It just doesn’t sound like a big deal to me. Am I missing something?

You “think” your blood pressure is chronically high. You think or you know? Have you had it tested recently?

I have high blood pressure and have been on tablets for a while now. I gave up the smokes a few months back to try to bring it down before I ended up having a stroke. My BP now averages around 140/90 with medication and resting heart rate about 70.

If you can’t get to a Dr, get your BP tested. You must be able to go to a pharmacy or somewhere and use a machine. If you’re BP is high and you can’t get in to your doc, get to another one. Buy a home test machine if you can and monitor your BP at home.

I don’t know about your heart rate but please get your blood pressure checked, too. A forty year old friend of mine died in her sleep from untreated high blood pressure.

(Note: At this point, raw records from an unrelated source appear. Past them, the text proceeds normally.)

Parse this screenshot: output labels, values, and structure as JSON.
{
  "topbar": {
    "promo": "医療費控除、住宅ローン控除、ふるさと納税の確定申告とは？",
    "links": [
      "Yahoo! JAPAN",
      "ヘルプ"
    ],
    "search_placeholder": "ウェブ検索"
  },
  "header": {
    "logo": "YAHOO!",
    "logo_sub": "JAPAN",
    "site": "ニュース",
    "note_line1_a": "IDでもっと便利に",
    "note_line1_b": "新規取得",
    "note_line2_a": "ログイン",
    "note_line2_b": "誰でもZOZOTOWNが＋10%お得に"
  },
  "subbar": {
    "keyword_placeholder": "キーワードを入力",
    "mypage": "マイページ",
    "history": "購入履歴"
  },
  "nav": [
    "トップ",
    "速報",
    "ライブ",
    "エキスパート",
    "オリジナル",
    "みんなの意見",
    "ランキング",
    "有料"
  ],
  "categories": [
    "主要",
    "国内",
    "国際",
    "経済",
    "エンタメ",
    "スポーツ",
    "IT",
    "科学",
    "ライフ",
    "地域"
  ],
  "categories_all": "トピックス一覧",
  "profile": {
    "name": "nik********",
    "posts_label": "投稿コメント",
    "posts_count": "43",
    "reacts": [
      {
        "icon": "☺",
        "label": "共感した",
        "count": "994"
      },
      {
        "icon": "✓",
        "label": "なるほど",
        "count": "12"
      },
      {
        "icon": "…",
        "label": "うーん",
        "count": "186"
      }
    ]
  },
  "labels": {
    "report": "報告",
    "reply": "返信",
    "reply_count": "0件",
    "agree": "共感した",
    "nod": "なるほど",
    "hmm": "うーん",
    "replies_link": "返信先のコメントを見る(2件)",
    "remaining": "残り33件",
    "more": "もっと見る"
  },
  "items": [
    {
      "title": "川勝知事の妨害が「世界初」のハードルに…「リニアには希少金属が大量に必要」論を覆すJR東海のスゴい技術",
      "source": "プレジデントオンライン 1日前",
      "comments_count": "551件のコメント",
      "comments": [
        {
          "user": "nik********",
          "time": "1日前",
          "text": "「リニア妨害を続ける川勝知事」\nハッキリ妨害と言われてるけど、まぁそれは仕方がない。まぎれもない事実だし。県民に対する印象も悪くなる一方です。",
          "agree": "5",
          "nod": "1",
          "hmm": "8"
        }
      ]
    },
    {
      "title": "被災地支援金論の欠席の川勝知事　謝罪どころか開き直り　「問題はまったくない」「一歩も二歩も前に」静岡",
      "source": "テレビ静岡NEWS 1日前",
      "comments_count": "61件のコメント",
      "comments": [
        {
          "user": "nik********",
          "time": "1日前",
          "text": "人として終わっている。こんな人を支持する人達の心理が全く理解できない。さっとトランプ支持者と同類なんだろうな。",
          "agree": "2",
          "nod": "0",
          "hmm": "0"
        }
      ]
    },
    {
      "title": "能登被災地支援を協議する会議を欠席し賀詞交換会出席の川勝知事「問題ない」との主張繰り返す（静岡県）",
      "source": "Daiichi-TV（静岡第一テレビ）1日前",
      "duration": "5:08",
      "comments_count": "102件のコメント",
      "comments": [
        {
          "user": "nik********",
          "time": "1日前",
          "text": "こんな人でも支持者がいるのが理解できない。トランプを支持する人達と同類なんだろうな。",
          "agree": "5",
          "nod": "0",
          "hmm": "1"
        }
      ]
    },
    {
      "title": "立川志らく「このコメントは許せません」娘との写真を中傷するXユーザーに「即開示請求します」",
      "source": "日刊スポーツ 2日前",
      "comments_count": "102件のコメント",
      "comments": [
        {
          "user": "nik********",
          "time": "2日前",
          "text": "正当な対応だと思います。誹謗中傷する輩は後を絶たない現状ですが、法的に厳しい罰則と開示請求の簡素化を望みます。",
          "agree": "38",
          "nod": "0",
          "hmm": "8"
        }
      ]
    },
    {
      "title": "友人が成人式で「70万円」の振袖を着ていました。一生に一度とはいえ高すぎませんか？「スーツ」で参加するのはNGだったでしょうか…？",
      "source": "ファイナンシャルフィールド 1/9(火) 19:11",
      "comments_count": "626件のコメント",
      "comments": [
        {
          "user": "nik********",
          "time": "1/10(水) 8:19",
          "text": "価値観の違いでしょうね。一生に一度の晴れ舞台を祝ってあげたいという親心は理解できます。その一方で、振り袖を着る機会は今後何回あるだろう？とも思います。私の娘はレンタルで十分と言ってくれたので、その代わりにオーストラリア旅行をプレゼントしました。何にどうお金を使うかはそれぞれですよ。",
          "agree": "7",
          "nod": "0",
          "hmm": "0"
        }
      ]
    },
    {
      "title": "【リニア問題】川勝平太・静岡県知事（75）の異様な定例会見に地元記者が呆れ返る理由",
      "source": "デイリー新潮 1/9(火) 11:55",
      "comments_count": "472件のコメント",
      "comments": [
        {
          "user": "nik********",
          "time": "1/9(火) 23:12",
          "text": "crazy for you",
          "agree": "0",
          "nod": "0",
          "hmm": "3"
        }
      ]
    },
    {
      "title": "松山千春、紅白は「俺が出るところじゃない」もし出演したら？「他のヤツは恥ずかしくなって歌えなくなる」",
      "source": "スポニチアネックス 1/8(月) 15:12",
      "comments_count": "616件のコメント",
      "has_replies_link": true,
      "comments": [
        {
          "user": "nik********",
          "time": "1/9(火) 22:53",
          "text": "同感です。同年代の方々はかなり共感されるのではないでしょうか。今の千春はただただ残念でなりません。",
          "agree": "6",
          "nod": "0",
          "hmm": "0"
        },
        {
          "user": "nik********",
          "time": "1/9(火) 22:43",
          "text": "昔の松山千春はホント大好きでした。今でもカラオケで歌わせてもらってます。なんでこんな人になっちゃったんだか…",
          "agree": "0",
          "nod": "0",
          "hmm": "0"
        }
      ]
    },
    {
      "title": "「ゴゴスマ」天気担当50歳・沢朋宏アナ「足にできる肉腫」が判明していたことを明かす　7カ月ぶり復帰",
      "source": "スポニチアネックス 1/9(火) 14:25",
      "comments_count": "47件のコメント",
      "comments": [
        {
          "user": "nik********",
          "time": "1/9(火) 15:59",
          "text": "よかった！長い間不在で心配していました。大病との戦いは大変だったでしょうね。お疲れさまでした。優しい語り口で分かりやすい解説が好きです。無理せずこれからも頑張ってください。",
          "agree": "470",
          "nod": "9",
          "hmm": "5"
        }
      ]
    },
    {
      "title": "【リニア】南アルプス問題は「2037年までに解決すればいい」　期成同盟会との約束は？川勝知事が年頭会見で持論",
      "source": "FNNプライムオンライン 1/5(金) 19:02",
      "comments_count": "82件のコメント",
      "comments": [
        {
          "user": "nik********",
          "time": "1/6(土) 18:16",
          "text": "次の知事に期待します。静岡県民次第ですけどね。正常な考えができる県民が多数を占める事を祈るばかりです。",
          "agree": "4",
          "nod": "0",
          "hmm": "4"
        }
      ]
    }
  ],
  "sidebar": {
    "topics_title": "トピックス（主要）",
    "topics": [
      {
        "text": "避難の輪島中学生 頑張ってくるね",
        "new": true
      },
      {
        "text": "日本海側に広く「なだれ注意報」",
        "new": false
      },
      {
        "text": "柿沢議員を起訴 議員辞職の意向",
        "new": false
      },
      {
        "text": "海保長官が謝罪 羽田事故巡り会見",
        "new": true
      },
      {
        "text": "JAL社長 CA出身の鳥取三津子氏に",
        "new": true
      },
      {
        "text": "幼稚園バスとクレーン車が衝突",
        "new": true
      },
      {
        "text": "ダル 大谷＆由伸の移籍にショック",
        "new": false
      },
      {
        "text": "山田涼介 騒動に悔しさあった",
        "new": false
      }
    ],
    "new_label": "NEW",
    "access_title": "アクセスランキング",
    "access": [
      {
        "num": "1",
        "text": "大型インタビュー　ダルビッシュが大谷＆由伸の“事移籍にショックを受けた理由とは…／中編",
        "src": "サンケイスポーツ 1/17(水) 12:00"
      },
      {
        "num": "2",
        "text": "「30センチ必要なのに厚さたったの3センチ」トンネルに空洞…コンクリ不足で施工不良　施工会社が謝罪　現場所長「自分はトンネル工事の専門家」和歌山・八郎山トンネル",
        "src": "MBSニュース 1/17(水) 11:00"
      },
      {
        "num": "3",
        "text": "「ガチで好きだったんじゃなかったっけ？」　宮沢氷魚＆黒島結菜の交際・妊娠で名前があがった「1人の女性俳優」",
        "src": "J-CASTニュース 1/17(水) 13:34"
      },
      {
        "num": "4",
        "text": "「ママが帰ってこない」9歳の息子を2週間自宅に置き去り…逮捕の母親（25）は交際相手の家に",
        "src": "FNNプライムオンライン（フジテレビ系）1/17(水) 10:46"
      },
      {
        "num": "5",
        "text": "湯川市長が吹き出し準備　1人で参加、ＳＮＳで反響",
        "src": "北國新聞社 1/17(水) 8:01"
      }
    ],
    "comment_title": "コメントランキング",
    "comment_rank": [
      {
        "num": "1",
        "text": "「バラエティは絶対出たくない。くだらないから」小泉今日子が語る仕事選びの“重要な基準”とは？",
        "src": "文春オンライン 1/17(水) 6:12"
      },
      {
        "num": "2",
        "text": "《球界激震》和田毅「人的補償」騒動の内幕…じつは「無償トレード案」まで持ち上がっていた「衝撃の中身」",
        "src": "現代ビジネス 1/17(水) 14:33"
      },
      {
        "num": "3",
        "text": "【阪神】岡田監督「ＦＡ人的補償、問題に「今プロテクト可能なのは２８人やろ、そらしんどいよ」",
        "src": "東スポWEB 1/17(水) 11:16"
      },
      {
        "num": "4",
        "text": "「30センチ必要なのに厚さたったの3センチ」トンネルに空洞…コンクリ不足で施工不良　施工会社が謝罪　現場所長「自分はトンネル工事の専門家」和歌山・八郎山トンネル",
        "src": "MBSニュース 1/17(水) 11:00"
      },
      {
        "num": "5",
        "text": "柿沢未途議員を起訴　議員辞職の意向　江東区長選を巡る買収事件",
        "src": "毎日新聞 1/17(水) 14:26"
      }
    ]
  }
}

I’ll check out my BP in the next few days.

My doctor is amazingly hard to see. Good to know that “normal” heart rate can be in the 60-100 range.

Thanks Fuzzy.

Is this a whoosh? Why are doctors in North America seemingly so hard to get to see? I’ve seen other posters on this board say they have to wait 3-4 weeks for an appointment. Why? I can just about always get a next day appointment and most of the time same day if I call his office early in the morning.

Addressing the OP, I usually have a 72 bpm resting rate now that my blood pressure is controlled but it used to be around 80 when I smoked and had chronically high BP.

“Normal” heart rate depends on a bunch of factors. Some people naturally run high or low, whether or not you have blood pressure or circulation problems is a factor, a bunch of other stuff…

Basically, it’s not something that can be answered over the internet. You need to see a real doctor in real life.

What do you mean “your” doctor? If you have any physiological problems with your meat housing, you better go see a person educated on the medical sciences ASAP no matter who they are. They are all educated by the same system and waiting in line to see a particular individual when you have a clear abnormality is stupid.

That sure seems like a lot to me.

I had a resting pulse rate of 90 bpm for years and years. I smoked heavily during that time but finally quit and then it dropped to 80 bpm and stayed there for three decades more. My doctor at the time explained that generally speaking the better shape you’re in the lower your heart rate will be, and that professional athletes often have heart rates in the mid-40s. Still I did nothing in the way of exercise and my heart rate stayed at 80 bpm.

Then a year and a half ago I began riding a bicycle regularly and now my heart rate is down to 64 bpm, so my suggestion is that you begin a program of cardio. I chose bicycling because it’s an enjoyable way to exercise that isn’t repetitive and boring, but any type of cardio will bring your heart rate down and make you healthier.

They are hard to see if you are either booking a routine physical or tell the receptionist “it’s no rush”. If you call for an urgent need, you can get same/next day.

Each time my doctor check my pulse, it’s above 80 (and my blood pressure is low), so I was surprised the OP was worried.

Great suggestion! The original poster is obviously under a lot of stress if he can’t take off work long enough to see a Doctor until September. Bicycling every day for at least 45 minutes will relieve the stress load and likely will bring down the heart rate considerably. Still, the best advice is to see a Doctor immediately and get a professional opinion.

I don’t think 90bpm is that high, but I’ll echo what everyone else here is saying and tell you to see your doc and get your blood pressure tested when you can.

My resting heart rate is around 40-50BPM (usually 42 or 43ish) and I am not really an athlete or anything. Sleeping I’m sure it drops even lower. My boyfriend’s is around 80. Ours are both fine, which goes to show that there can be a big variance in what is considered normal, on both the high and low ends.

But I do think seeing a doctor and getting a clean bill of health (or making whatever necessary lifestyle adjustments/medications the doc recommends) will help you out with the anxiety.

This.

If you currently don’t exercise, why not start with a 15 minute walk every day, before work, after lunch or after dinner? Cycling is also great but you need a bike and safe paths/roads.